[Stored dataset items]

********************

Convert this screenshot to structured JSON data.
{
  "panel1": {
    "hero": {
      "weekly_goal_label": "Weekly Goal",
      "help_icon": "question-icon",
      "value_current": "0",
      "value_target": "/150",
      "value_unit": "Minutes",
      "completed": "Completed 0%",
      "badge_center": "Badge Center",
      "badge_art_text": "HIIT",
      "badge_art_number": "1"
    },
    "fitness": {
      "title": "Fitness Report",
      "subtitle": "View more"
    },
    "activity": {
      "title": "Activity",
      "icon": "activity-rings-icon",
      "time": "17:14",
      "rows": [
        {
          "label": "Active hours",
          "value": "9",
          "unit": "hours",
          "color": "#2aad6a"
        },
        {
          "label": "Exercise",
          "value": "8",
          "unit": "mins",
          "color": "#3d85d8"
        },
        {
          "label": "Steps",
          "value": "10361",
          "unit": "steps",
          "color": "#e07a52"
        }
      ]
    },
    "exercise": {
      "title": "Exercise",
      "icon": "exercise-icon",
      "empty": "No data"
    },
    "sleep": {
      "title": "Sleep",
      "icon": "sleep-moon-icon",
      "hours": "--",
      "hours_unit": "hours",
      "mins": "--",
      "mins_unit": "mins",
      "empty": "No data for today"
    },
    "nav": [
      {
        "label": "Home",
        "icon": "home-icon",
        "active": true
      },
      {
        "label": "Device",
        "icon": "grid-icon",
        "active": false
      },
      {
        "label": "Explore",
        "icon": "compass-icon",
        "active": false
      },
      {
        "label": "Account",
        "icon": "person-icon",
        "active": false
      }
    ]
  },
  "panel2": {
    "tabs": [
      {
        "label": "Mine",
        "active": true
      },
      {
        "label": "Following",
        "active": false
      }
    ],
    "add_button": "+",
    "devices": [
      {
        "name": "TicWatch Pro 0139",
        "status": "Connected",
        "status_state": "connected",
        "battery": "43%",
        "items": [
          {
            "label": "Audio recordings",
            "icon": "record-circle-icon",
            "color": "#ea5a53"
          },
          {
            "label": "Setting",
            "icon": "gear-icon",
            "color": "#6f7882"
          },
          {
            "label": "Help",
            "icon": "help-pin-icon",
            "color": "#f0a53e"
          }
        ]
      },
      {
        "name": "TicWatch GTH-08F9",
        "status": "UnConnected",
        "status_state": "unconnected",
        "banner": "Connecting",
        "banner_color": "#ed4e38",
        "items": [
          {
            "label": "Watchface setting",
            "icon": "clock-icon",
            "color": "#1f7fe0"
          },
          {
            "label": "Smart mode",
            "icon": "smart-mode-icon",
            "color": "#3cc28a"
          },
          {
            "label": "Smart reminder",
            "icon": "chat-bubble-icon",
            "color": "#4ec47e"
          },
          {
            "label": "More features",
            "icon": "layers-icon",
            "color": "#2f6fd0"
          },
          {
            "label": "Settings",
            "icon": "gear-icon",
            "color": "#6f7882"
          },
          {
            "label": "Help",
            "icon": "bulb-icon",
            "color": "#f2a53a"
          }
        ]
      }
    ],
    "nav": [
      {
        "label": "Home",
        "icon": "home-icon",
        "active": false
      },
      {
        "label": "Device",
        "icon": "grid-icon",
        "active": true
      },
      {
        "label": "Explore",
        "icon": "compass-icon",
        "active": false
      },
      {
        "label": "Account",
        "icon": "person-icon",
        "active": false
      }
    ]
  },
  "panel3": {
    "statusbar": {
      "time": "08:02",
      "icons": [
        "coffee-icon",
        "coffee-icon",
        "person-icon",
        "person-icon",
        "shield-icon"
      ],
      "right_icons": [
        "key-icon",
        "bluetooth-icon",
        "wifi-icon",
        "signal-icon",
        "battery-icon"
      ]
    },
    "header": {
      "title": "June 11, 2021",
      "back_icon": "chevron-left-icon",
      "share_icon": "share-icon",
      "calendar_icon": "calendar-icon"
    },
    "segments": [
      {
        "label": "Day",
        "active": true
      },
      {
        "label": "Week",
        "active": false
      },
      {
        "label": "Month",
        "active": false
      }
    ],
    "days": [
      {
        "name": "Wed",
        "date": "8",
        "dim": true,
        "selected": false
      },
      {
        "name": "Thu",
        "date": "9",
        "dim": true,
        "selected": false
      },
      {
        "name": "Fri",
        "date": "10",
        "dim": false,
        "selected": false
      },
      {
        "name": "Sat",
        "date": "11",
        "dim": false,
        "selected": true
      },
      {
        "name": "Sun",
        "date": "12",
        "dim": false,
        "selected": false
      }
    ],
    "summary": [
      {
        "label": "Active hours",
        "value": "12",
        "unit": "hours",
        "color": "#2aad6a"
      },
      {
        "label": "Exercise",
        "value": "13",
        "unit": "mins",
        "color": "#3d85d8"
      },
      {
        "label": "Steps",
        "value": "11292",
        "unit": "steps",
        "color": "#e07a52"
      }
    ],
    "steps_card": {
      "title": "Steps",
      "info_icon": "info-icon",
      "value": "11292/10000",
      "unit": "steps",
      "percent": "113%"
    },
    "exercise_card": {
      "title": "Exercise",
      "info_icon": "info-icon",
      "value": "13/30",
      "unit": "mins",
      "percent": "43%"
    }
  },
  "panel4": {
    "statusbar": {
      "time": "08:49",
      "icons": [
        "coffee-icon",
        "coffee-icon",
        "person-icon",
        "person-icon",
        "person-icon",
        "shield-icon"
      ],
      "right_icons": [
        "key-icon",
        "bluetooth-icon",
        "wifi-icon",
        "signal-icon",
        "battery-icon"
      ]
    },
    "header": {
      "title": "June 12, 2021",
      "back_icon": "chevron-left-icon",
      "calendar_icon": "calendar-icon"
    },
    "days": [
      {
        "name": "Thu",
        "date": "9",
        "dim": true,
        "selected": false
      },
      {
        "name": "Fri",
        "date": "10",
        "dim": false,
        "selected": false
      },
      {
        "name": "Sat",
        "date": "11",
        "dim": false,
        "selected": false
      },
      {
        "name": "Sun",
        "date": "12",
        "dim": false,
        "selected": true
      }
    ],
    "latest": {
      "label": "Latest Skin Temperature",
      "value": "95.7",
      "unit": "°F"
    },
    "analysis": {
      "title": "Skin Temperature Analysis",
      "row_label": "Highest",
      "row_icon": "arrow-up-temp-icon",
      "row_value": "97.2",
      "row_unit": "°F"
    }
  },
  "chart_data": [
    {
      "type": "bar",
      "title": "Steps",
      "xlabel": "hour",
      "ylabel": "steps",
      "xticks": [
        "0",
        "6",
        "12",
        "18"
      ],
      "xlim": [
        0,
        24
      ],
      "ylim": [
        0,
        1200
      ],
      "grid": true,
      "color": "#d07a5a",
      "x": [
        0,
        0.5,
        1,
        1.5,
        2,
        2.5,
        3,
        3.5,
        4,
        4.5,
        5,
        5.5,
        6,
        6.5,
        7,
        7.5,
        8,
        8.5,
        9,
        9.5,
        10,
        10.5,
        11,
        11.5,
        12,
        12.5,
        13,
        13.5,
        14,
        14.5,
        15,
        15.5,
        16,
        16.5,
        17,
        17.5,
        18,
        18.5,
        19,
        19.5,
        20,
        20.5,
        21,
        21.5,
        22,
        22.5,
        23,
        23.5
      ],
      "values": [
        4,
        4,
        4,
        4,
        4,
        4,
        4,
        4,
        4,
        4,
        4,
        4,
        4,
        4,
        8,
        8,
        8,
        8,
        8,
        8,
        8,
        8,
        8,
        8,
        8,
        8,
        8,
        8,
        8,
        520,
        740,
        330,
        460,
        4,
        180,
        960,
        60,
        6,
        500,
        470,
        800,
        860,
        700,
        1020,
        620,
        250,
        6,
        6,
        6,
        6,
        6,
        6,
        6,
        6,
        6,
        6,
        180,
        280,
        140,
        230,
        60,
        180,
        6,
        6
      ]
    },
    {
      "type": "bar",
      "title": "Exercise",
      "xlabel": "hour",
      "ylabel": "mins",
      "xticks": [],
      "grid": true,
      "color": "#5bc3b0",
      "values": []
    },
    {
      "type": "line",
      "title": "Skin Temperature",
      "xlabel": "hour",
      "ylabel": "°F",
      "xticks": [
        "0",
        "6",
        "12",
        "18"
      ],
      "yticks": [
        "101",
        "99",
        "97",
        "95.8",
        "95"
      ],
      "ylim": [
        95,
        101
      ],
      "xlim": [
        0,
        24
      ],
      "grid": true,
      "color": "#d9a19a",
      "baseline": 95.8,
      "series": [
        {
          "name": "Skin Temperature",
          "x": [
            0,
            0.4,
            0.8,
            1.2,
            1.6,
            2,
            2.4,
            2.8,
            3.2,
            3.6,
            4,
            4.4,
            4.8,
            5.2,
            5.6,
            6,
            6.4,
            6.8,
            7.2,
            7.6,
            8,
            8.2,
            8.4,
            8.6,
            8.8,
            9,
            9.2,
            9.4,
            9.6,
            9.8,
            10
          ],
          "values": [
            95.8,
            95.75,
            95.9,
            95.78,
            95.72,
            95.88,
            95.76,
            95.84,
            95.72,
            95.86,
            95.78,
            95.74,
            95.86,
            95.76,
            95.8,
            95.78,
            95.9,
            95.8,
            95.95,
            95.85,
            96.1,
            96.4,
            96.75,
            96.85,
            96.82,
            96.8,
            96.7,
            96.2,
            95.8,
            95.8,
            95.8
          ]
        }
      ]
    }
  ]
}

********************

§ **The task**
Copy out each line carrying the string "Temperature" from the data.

§ **Exercise response**
      "label": "Latest Skin Temperature",
      "title": "Skin Temperature Analysis",
      "title": "Skin Temperature",
          "name": "Skin Temperature",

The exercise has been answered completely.